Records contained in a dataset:
==============================

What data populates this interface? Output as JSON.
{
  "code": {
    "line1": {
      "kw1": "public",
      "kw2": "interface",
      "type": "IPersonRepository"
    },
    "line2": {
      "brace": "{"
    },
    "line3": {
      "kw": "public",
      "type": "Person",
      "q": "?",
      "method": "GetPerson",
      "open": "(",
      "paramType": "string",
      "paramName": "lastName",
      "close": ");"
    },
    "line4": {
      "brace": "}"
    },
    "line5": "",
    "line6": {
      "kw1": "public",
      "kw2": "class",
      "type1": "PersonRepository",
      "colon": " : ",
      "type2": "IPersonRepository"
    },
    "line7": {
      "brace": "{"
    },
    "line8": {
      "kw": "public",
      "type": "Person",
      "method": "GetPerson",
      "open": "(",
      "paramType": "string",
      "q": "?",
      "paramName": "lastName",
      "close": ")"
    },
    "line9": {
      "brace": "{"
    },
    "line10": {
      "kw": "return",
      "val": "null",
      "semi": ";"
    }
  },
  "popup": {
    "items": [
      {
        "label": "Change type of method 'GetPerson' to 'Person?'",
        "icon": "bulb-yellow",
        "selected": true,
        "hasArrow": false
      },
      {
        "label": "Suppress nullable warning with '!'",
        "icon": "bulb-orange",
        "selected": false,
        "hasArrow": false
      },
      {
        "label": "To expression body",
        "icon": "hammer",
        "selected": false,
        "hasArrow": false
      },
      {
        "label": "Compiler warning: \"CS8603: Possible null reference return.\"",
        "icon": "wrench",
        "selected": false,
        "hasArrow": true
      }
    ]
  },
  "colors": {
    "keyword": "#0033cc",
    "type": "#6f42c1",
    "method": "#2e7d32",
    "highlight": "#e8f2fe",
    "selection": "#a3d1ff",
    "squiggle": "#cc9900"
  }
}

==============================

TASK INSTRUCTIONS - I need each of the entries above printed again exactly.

OUTPUT OF THE TASK -
What data populates this interface? Output as JSON.
{
  "code": {
    "line1": {
      "kw1": "public",
      "kw2": "interface",
      "type": "IPersonRepository"
    },
    "line2": {
      "brace": "{"
    },
    "line3": {
      "kw": "public",
      "type": "Person",
      "q": "?",
      "method": "GetPerson",
      "open": "(",
      "paramType": "string",
      "paramName": "lastName",
      "close": ");"
    },
    "line4": {
      "brace": "}"
    },
    "line5": "",
    "line6": {
      "kw1": "public",
      "kw2": "class",
      "type1": "PersonRepository",
      "colon": " : ",
      "type2": "IPersonRepository"
    },
    "line7": {
      "brace": "{"
    },
    "line8": {
      "kw": "public",
      "type": "Person",
      "method": "GetPerson",
      "open": "(",
      "paramType": "string",
      "q": "?",
      "paramName": "lastName",
      "close": ")"
    },
    "line9": {
      "brace": "{"
    },
    "line10": {
      "kw": "return",
      "val": "null",
      "semi": ";"
    }
  },
  "popup": {
    "items": [
      {
        "label": "Change type of method 'GetPerson' to 'Person?'",
        "icon": "bulb-yellow",
        "selected": true,
        "hasArrow": false
      },
      {
        "label": "Suppress nullable warning with '!'",
        "icon": "bulb-orange",
        "selected": false,
        "hasArrow": false
      },
      {
        "label": "To expression body",
        "icon": "hammer",
        "selected": false,
        "hasArrow": false
      },
      {
        "label": "Compiler warning: \"CS8603: Possible null reference return.\"",
        "icon": "wrench",
        "selected": false,
        "hasArrow": true
      }
    ]
  },
  "colors": {
    "keyword": "#0033cc",
    "type": "#6f42c1",
    "method": "#2e7d32",
    "highlight": "#e8f2fe",
    "selection": "#a3d1ff",
    "squiggle": "#cc9900"
  }
}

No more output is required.